Monday, February 29, 2016

Minneapolis DWI Lawyer Blogs on Minnesota DWI: This Week's Featured Minnesota DWI Case

The Minnesota DWI Case Of The Week is State v. Joecks (Decided February 29, 2016, Minnesota Court of Appeals, Unpublished) which stands for the proposition that an individual does not have a reasonable expectation of privacy in a police search of the Minnesota Driver's License Database.

In Joecks, the Defendant was driving a car in Hutchinson, Minnesota, (where everybody knows everybody).  A local police officer saw Joecks driving, and based upon his past encounters with the Defendant, the officer believed Joecks' did not have a valid driver's license.  The officer then ran a license check and found that Joeck's license was revoked.  The officer then stopped Joeck's vehicle and subsequently placed him under arrest for DWI.

The Defendant challenged the stop of his vehicle, arguing that the officer had no right to run a check of his driver's license status.  The District denied the Defendant's motion to suppress and on appeal, the Minnesota Court of Appeals affirmed, noting:

"The constitutional protections against unreasonable searches and seizures are not triggered unless a person has a legitimate expectation of privacy.
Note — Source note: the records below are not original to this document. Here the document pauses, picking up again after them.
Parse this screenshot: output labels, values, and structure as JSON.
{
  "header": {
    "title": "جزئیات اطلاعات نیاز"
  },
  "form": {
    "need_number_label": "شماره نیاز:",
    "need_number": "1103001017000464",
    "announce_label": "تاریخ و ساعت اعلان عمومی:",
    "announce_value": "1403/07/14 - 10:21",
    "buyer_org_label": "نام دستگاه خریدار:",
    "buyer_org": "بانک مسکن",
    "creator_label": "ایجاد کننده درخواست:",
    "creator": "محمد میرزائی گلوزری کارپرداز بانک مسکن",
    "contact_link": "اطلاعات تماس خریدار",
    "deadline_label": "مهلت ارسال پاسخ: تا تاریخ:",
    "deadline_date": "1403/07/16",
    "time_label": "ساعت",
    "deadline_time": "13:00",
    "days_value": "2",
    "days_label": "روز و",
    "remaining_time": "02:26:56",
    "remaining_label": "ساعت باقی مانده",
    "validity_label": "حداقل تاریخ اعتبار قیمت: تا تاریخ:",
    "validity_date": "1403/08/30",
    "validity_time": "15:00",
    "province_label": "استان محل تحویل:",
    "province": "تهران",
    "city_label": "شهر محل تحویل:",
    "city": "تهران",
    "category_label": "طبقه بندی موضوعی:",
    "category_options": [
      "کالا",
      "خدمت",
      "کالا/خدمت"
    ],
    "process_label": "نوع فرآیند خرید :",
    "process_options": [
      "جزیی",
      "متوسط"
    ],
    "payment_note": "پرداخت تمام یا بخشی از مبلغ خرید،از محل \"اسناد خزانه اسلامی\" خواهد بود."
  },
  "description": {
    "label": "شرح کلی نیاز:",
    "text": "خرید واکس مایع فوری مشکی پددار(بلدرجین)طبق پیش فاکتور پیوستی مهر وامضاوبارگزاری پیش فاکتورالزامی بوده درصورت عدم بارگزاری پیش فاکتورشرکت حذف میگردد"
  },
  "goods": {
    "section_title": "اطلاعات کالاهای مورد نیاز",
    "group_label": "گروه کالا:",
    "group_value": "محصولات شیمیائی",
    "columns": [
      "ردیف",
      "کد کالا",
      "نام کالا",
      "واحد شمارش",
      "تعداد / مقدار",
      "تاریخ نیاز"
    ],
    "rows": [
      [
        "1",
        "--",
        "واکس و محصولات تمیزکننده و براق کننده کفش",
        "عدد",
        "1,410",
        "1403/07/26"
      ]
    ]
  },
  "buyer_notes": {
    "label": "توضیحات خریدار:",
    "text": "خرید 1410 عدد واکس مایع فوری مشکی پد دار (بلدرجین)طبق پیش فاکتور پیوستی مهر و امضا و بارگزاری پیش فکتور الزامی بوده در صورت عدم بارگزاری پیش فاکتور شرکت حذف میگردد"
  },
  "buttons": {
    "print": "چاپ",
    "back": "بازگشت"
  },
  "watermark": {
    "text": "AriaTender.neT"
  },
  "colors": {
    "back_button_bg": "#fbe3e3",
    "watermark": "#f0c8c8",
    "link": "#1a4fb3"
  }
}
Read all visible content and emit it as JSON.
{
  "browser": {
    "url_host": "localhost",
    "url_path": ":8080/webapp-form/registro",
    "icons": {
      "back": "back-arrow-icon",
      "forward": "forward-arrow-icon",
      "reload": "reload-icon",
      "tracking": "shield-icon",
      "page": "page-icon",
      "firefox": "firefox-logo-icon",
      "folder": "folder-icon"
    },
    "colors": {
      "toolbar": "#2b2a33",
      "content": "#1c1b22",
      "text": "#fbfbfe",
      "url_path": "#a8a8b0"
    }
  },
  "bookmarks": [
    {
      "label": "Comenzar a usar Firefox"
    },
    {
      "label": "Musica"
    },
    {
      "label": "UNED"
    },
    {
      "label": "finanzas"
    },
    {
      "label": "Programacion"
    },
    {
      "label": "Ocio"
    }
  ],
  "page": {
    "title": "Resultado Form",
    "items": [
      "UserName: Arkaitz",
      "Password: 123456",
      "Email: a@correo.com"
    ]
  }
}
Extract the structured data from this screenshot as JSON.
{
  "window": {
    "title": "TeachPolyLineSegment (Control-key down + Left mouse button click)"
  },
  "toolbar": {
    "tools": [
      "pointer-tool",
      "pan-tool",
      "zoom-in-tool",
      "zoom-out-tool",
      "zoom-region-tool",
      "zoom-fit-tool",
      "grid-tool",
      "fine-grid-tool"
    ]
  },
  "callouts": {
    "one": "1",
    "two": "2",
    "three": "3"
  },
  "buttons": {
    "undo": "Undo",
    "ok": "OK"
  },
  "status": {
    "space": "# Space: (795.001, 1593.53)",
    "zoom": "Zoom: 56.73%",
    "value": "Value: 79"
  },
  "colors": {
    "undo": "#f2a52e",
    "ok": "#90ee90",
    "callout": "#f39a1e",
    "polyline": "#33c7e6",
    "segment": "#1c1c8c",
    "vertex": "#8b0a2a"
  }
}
State v. Gail, 713 N.W.2d 851, 860 (Minn. 2006). A person has a legitimate expectation of privacy when he has 'an actual subjective expectation of privacy' that 'society is prepared to recognize as reasonable.' Id. (quotations omitted). Joecks did not present evidence that showed that he had a subjective expectation of privacy with respect to the driver's-license database. And even if we assume that he had a subjective expectation of privacy in the database maintained by the state, his expectation is not one that society is prepared to recognize as reasonable. One of the purposes of the driver's-license database is to inform law-enforcement agencies about drivers whose license or driving privileges have been revoked. Given this purpose, which requires that law-enforcement agencies have access to the database, Joeck's expectation of privacy is not reasonable.  Therefore, no constitutional protection against a search of the database was triggered."

Moral Of The Story: Don't Break the Law Before You Break The Law.